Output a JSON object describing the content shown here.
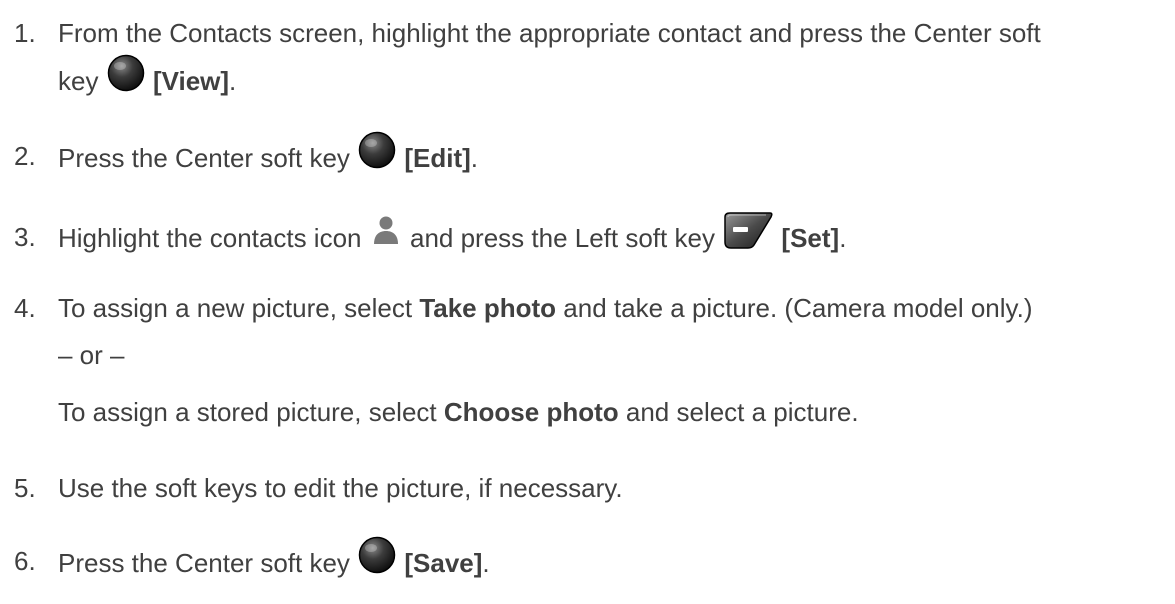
{
  "steps": [
    {
      "number": "1.",
      "line1": "From the Contacts screen, highlight the appropriate contact and press the Center soft",
      "line2_pre": "key",
      "key_label": "[View]",
      "line2_post": "."
    },
    {
      "number": "2.",
      "pre": "Press the Center soft key",
      "key_label": "[Edit]",
      "post": "."
    },
    {
      "number": "3.",
      "pre": "Highlight the contacts icon",
      "mid": "and press the Left soft key",
      "key_label": "[Set]",
      "post": "."
    },
    {
      "number": "4.",
      "pre": "To assign a new picture, select",
      "bold": "Take photo",
      "post": "and take a picture. (Camera model only.)",
      "or_text": "– or –",
      "alt_pre": "To assign a stored picture, select",
      "alt_bold": "Choose photo",
      "alt_post": "and select a picture."
    },
    {
      "number": "5.",
      "text": "Use the soft keys to edit the picture, if necessary."
    },
    {
      "number": "6.",
      "pre": "Press the Center soft key",
      "key_label": "[Save]",
      "post": "."
    }
  ],
  "icons": {
    "center_key": "center-soft-key-icon",
    "left_key": "left-soft-key-icon",
    "contacts": "contacts-person-icon"
  }
}
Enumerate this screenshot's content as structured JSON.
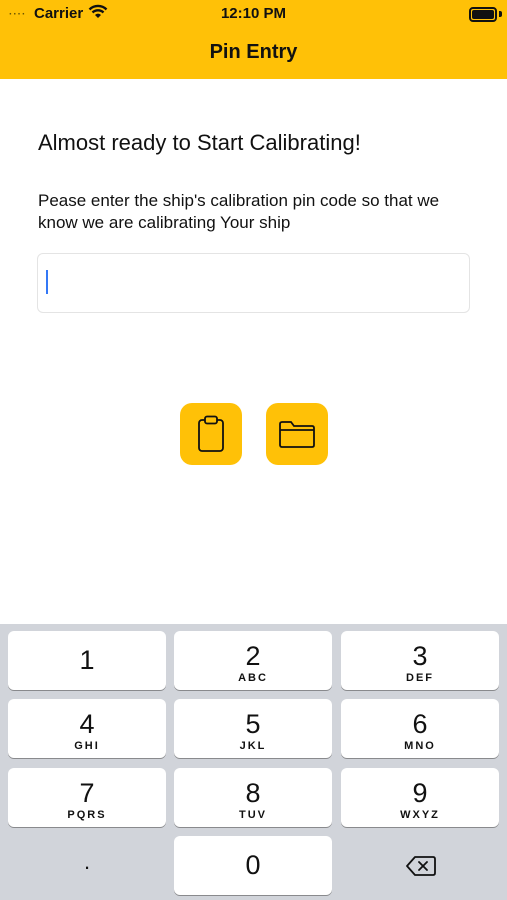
{
  "status_bar": {
    "carrier": "Carrier",
    "time": "12:10 PM"
  },
  "nav": {
    "title": "Pin Entry"
  },
  "content": {
    "heading": "Almost ready to Start Calibrating!",
    "description": "Pease enter the ship's calibration pin code so that we know we are calibrating Your ship",
    "pin_value": ""
  },
  "actions": [
    {
      "icon": "clipboard-icon"
    },
    {
      "icon": "folder-icon"
    }
  ],
  "keypad": {
    "keys": [
      {
        "num": "1",
        "letters": ""
      },
      {
        "num": "2",
        "letters": "ABC"
      },
      {
        "num": "3",
        "letters": "DEF"
      },
      {
        "num": "4",
        "letters": "GHI"
      },
      {
        "num": "5",
        "letters": "JKL"
      },
      {
        "num": "6",
        "letters": "MNO"
      },
      {
        "num": "7",
        "letters": "PQRS"
      },
      {
        "num": "8",
        "letters": "TUV"
      },
      {
        "num": "9",
        "letters": "WXYZ"
      },
      {
        "num": "0",
        "letters": ""
      }
    ],
    "dot": "."
  },
  "colors": {
    "accent": "#FFC107",
    "caret": "#3478F6",
    "keyboard_bg": "#D1D4DA"
  }
}
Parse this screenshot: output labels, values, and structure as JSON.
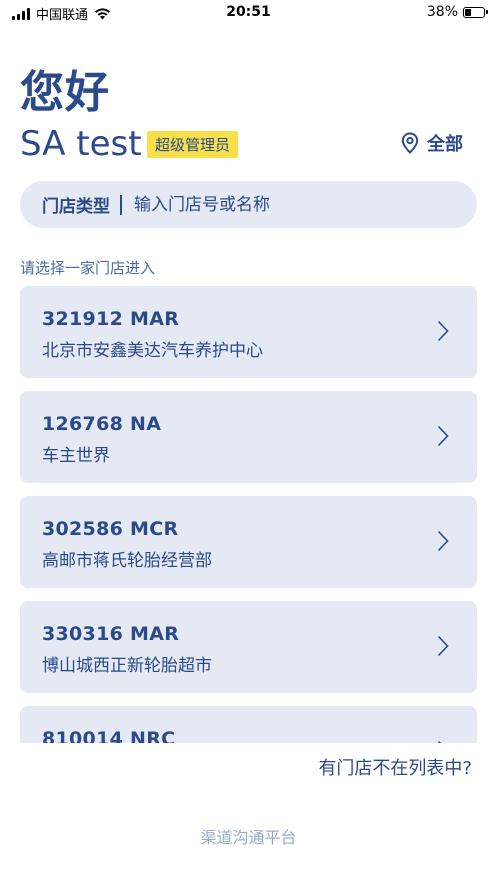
{
  "status_bar": {
    "carrier": "中国联通",
    "time": "20:51",
    "battery_text": "38%",
    "battery_level": 0.38
  },
  "greeting": "您好",
  "user": {
    "name": "SA test",
    "role": "超级管理员"
  },
  "location_filter": {
    "icon": "location-pin-icon",
    "label": "全部"
  },
  "search": {
    "type_label": "门店类型",
    "placeholder": "输入门店号或名称"
  },
  "hint": "请选择一家门店进入",
  "stores": [
    {
      "code": "321912 MAR",
      "name": "北京市安鑫美达汽车养护中心"
    },
    {
      "code": "126768 NA",
      "name": "车主世界"
    },
    {
      "code": "302586 MCR",
      "name": "高邮市蒋氏轮胎经营部"
    },
    {
      "code": "330316 MAR",
      "name": "博山城西正新轮胎超市"
    },
    {
      "code": "810014 NRC",
      "name": ""
    }
  ],
  "missing_store_link": "有门店不在列表中?",
  "footer": "渠道沟通平台",
  "colors": {
    "primary": "#2b4a8c",
    "card_bg": "#e4e9f3",
    "badge_bg": "#f7e04a",
    "footer_text": "#9aaac8"
  }
}
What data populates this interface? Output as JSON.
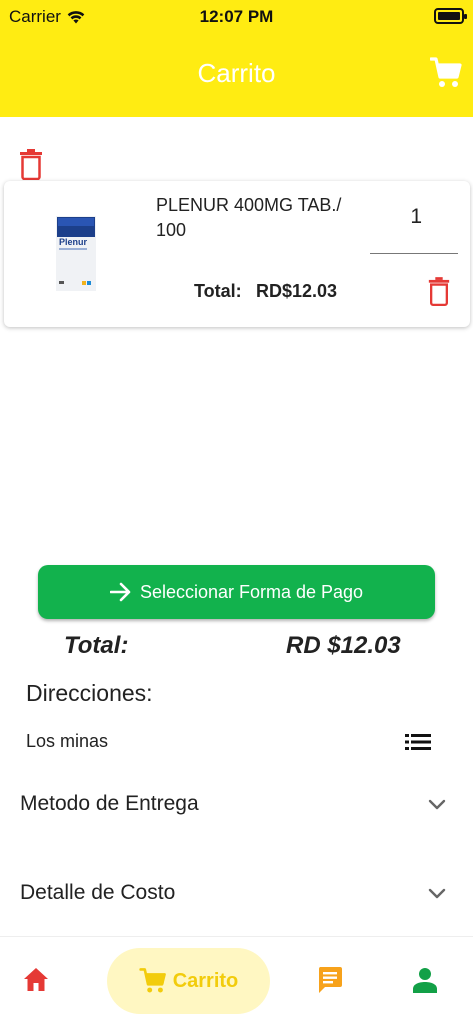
{
  "status": {
    "carrier": "Carrier",
    "time": "12:07 PM"
  },
  "header": {
    "title": "Carrito",
    "cart_icon": "cart-icon"
  },
  "cart": {
    "items": [
      {
        "name": "PLENUR 400MG TAB./ 100",
        "quantity": "1",
        "total_label": "Total:",
        "total_value": "RD$12.03"
      }
    ]
  },
  "actions": {
    "pay_label": "Seleccionar Forma de Pago"
  },
  "summary": {
    "total_label": "Total:",
    "total_value": "RD  $12.03"
  },
  "address": {
    "label": "Direcciones:",
    "value": "Los minas"
  },
  "sections": {
    "delivery_label": "Metodo de Entrega",
    "cost_label": "Detalle de Costo"
  },
  "tabbar": {
    "cart_label": "Carrito"
  },
  "colors": {
    "header": "#ffec12",
    "primary_button": "#12b24d",
    "delete": "#e53935",
    "home": "#e53935",
    "cart_active": "#f2cc0c",
    "messages": "#f7a21b",
    "profile": "#12a047"
  }
}
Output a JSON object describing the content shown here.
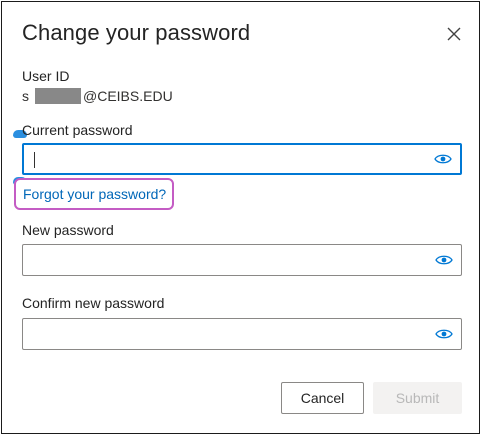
{
  "dialog": {
    "title": "Change your password",
    "close_icon": "close-icon"
  },
  "user": {
    "label": "User ID",
    "prefix": "s",
    "suffix": "@CEIBS.EDU"
  },
  "current_password": {
    "label": "Current password",
    "value": "",
    "placeholder": "",
    "focused": true,
    "icon": "eye-icon"
  },
  "forgot": {
    "label": "Forgot your password?"
  },
  "new_password": {
    "label": "New password",
    "value": "",
    "placeholder": "",
    "icon": "eye-icon"
  },
  "confirm_password": {
    "label": "Confirm new password",
    "value": "",
    "placeholder": "",
    "icon": "eye-icon"
  },
  "actions": {
    "cancel_label": "Cancel",
    "submit_label": "Submit",
    "submit_disabled": true
  },
  "colors": {
    "accent": "#0078d4",
    "link": "#0067b8",
    "highlight": "#c45cc4",
    "disabled_bg": "#f3f2f1",
    "disabled_text": "#b8b8b8"
  }
}
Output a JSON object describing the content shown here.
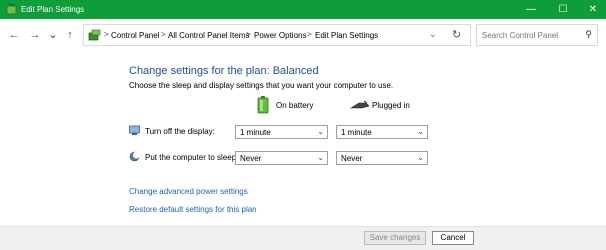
{
  "window": {
    "title": "Edit Plan Settings",
    "accent_color": "#0f9d3a",
    "controls": {
      "minimize": "—",
      "maximize": "☐",
      "close": "✕"
    }
  },
  "nav": {
    "back_icon": "←",
    "forward_icon": "→",
    "recent_icon": "⌄",
    "up_icon": "↑",
    "breadcrumb_sep": ">",
    "breadcrumbs": [
      "Control Panel",
      "All Control Panel Items",
      "Power Options",
      "Edit Plan Settings"
    ],
    "dropdown_icon": "⌄",
    "refresh_icon": "↻"
  },
  "search": {
    "placeholder": "Search Control Panel",
    "icon": "⚲"
  },
  "main": {
    "heading": "Change settings for the plan: Balanced",
    "subheading": "Choose the sleep and display settings that you want your computer to use.",
    "columns": {
      "battery": "On battery",
      "plugged": "Plugged in"
    },
    "rows": [
      {
        "label": "Turn off the display:",
        "battery_value": "1 minute",
        "plugged_value": "1 minute"
      },
      {
        "label": "Put the computer to sleep:",
        "battery_value": "Never",
        "plugged_value": "Never"
      }
    ],
    "links": {
      "advanced": "Change advanced power settings",
      "restore": "Restore default settings for this plan"
    }
  },
  "footer": {
    "save_label": "Save changes",
    "cancel_label": "Cancel"
  }
}
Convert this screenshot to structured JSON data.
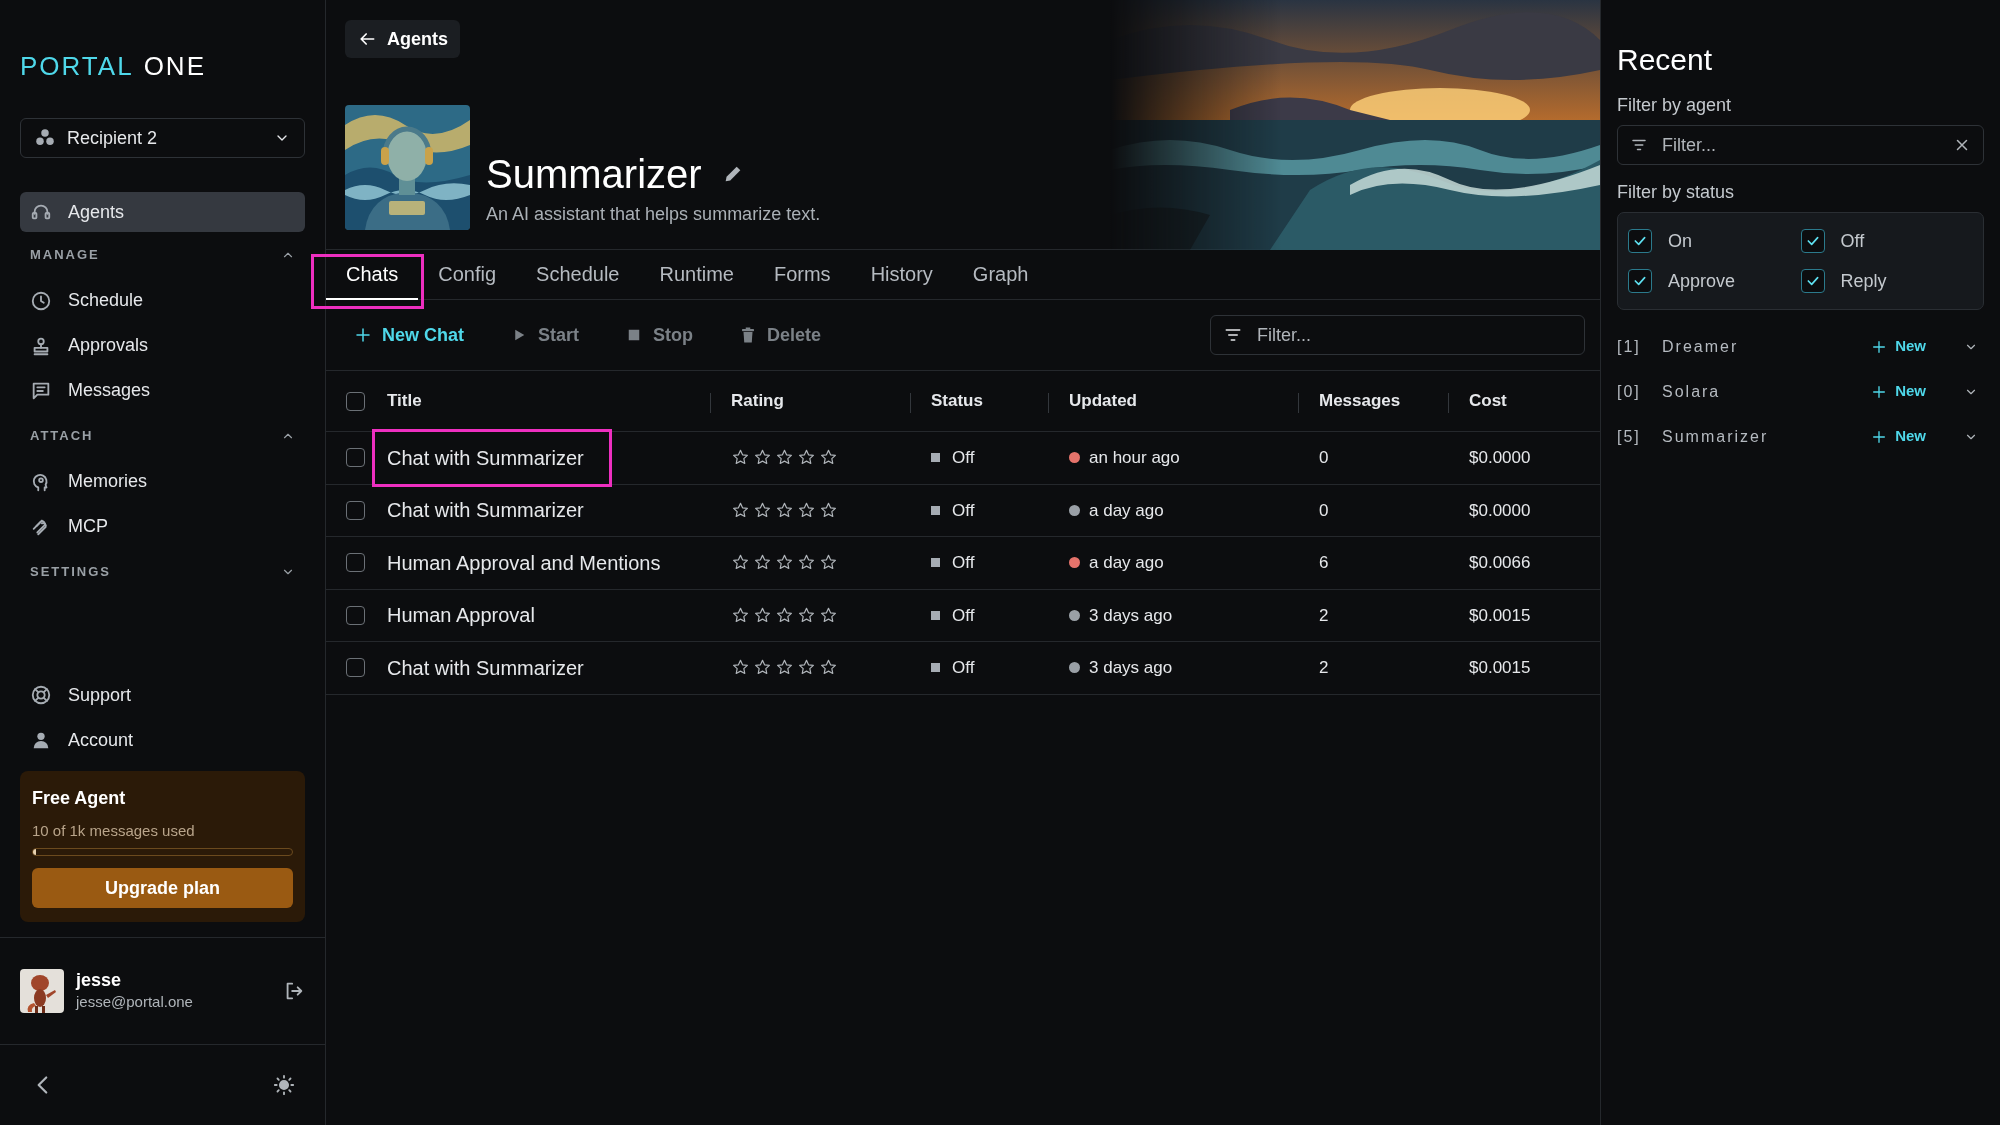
{
  "sidebar": {
    "logo_first": "PORTAL",
    "logo_second": "ONE",
    "workspace": "Recipient 2",
    "top_item": {
      "label": "Agents",
      "selected": true
    },
    "sections": [
      {
        "title": "MANAGE",
        "expanded": true,
        "items": [
          {
            "label": "Schedule",
            "selected": false
          },
          {
            "label": "Approvals",
            "selected": false
          },
          {
            "label": "Messages",
            "selected": false
          }
        ]
      },
      {
        "title": "ATTACH",
        "expanded": true,
        "items": [
          {
            "label": "Memories",
            "selected": false
          },
          {
            "label": "MCP",
            "selected": false
          }
        ]
      },
      {
        "title": "SETTINGS",
        "expanded": false
      }
    ],
    "bottom_items": [
      {
        "label": "Support",
        "selected": false
      },
      {
        "label": "Account",
        "selected": false
      }
    ],
    "plan": {
      "title": "Free Agent",
      "usage": "10 of 1k messages used",
      "level": 0.01,
      "button": "Upgrade plan"
    },
    "user": {
      "name": "jesse",
      "email": "jesse@portal.one"
    }
  },
  "header": {
    "back_button": "Agents",
    "title": "Summarizer",
    "description": "An AI assistant that helps summarize text."
  },
  "tabs": [
    {
      "label": "Chats",
      "selected": true,
      "highlighted": true
    },
    {
      "label": "Config",
      "selected": false,
      "highlighted": false
    },
    {
      "label": "Schedule",
      "selected": false,
      "highlighted": false
    },
    {
      "label": "Runtime",
      "selected": false,
      "highlighted": false
    },
    {
      "label": "Forms",
      "selected": false,
      "highlighted": false
    },
    {
      "label": "History",
      "selected": false,
      "highlighted": false
    },
    {
      "label": "Graph",
      "selected": false,
      "highlighted": false
    }
  ],
  "toolbar": {
    "actions": [
      {
        "label": "New Chat",
        "disabled": false
      },
      {
        "label": "Start",
        "disabled": true
      },
      {
        "label": "Stop",
        "disabled": true
      },
      {
        "label": "Delete",
        "disabled": true
      }
    ],
    "filter_placeholder": "Filter..."
  },
  "table": {
    "columns": [
      "Title",
      "Rating",
      "Status",
      "Updated",
      "Messages",
      "Cost"
    ],
    "all_selected": false,
    "rows": [
      {
        "selected": false,
        "title": "Chat with Summarizer",
        "highlighted": true,
        "stars": 0,
        "status": "Off",
        "updated": "an hour ago",
        "color": "#e5736b",
        "messages": "0",
        "cost": "$0.0000"
      },
      {
        "selected": false,
        "title": "Chat with Summarizer",
        "highlighted": false,
        "stars": 0,
        "status": "Off",
        "updated": "a day ago",
        "color": "#9aa0a6",
        "messages": "0",
        "cost": "$0.0000"
      },
      {
        "selected": false,
        "title": "Human Approval and Mentions",
        "highlighted": false,
        "stars": 0,
        "status": "Off",
        "updated": "a day ago",
        "color": "#e5736b",
        "messages": "6",
        "cost": "$0.0066"
      },
      {
        "selected": false,
        "title": "Human Approval",
        "highlighted": false,
        "stars": 0,
        "status": "Off",
        "updated": "3 days ago",
        "color": "#9aa0a6",
        "messages": "2",
        "cost": "$0.0015"
      },
      {
        "selected": false,
        "title": "Chat with Summarizer",
        "highlighted": false,
        "stars": 0,
        "status": "Off",
        "updated": "3 days ago",
        "color": "#9aa0a6",
        "messages": "2",
        "cost": "$0.0015"
      }
    ]
  },
  "recent": {
    "title": "Recent",
    "agent_filter_label": "Filter by agent",
    "agent_filter_placeholder": "Filter...",
    "status_filter_label": "Filter by status",
    "statuses": [
      {
        "label": "On",
        "checked": true
      },
      {
        "label": "Off",
        "checked": true
      },
      {
        "label": "Approve",
        "checked": true
      },
      {
        "label": "Reply",
        "checked": true
      }
    ],
    "agents": [
      {
        "count": "[1]",
        "name": "Dreamer",
        "new_label": "New"
      },
      {
        "count": "[0]",
        "name": "Solara",
        "new_label": "New"
      },
      {
        "count": "[5]",
        "name": "Summarizer",
        "new_label": "New"
      }
    ]
  }
}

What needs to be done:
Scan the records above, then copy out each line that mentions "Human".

Final answer:
        "title": "Human Approval and Mentions",
        "title": "Human Approval",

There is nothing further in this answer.